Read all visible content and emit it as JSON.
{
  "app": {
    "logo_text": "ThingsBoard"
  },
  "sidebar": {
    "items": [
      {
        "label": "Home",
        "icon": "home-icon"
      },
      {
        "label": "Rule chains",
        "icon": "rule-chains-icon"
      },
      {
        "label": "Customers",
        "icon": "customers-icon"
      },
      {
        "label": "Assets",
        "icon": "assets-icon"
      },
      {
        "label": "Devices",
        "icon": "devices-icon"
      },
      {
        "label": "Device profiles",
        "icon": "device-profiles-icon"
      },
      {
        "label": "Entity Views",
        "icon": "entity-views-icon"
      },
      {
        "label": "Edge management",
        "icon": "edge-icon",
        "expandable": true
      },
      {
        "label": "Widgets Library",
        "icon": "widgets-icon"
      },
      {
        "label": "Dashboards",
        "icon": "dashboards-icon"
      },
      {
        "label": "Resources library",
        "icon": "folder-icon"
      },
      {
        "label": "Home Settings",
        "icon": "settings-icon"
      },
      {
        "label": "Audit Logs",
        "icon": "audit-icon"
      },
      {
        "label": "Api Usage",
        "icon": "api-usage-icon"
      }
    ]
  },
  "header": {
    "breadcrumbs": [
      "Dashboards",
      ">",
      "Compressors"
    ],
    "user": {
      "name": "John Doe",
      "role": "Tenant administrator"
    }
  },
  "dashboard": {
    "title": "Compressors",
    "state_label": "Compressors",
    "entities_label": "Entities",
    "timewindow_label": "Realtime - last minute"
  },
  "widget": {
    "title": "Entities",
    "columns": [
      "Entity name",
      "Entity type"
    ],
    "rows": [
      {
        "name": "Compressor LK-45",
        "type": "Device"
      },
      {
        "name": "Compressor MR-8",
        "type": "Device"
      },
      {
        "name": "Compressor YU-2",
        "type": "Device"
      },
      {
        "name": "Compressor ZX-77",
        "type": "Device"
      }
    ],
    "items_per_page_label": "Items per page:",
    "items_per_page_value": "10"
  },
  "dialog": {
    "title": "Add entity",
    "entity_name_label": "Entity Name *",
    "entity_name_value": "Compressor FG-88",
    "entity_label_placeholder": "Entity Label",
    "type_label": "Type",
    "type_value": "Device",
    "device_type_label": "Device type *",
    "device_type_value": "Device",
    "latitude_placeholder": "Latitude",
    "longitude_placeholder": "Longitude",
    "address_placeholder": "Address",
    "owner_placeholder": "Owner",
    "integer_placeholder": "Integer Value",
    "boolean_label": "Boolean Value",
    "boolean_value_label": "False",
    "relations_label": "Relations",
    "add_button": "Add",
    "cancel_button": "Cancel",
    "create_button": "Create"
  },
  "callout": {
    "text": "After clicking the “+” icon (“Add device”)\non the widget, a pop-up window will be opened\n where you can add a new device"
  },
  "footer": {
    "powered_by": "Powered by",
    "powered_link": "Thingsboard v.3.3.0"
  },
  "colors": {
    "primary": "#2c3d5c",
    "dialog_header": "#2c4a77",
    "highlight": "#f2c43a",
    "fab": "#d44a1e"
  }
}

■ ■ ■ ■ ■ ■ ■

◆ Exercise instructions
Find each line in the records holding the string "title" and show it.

◆ Task solution
    "title": "Compressors",
    "title": "Entities",
    "title": "Add entity",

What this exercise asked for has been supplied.